Nerve Supply

1. Medial half by the ulnar nerve.

2. Lateral half by the anterior interosseous nerve – a branch of the median nerve.

Actions

FDP flexes the distal interphalangeal (DIP) joints of medial four digits.
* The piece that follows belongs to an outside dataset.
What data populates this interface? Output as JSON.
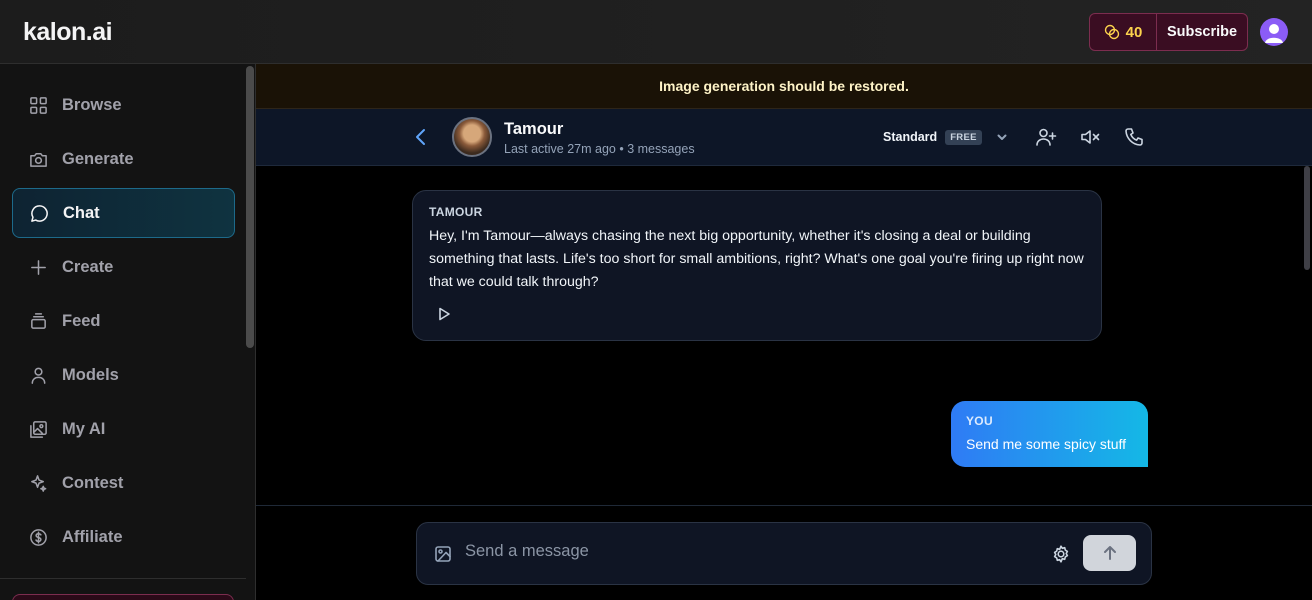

It also helps to flex the wrist joint.

Flexor digitorum profundus

  • is most powerful and large muscle of the forearm,
  • has double innervation by median and ulnar nerves,
  • offers most of the gripping power to hand,
  • forms four tendons which go into the hand by passing deep to flexor retinaculum, posterior to the tendons of FDS in a common synovial sheath– ulnar bursa,
  • forms most of the surface elevation medial to the palpable posterior border of the ulna, and
  • supplies origin to the lumbrical muscles in the palm.

Clinical Testing

The flexor digitorum profundus is examined by asking the patient to flex the DIP joint, while holding the PIP joint in extension.

The integrity of the median nerve in forearm is examined in this way by using index finger and that of ulnar nerve by using little finger.

Flexor Pollicis Longus

The flexor pollicis longus lies lateral to the FDP and clothes the anterior aspect of the radius distal to the connection of supinator muscle.

Origin

From upper two-third of the anterior surface of the radius below the anterior oblique line and adjoining part of the interosseous membrane.

Insertion

Into the anterior surface of the base of distal phalanx of the thumb.

Actions

  • It primarily flexes the distal phalanx of the thumb but secondarily it also flexes proximal phalanx and first metacarpal at the metacarpophalangeal (MP) and carpometacarpal (CM) joints respectively.
  • The anterior interosseous nerve and vessels fall on interosseous membrane between flexor pollicis longus and flexor digitorum profundus.
  • The flexor pollicis longus is the only muscle, which flexes the interphalangeal joints of the thumb.

Clinical Testing

The flexor pollicis longus is tested by inquiring the patient to flex the interphalangeal joint of the thumb, while proximal phalanx of the thumb is kept in extension.

Pronator Quadratus

It is a flat quadrilateral muscle, which extends across the front of the distal parts of the radius and ulna.

Origin

From an oblique ridge on the lower one-fourth of the anterior surface of the shaft of ulna and medial part of this surface.

Insertion

  • The superficial fibres into the distal one-fourth of the anterior border and anterior surface of the shaft of radius.
  • The deeper fibres into the triangular area above the ulnar notch of the radius.

Nerve Supply

By anterior interosseous nerve.

Actions

Pronator quadratus is the primary pronator of the forearm and is supported by pronator teres only in quick and forceful pronation.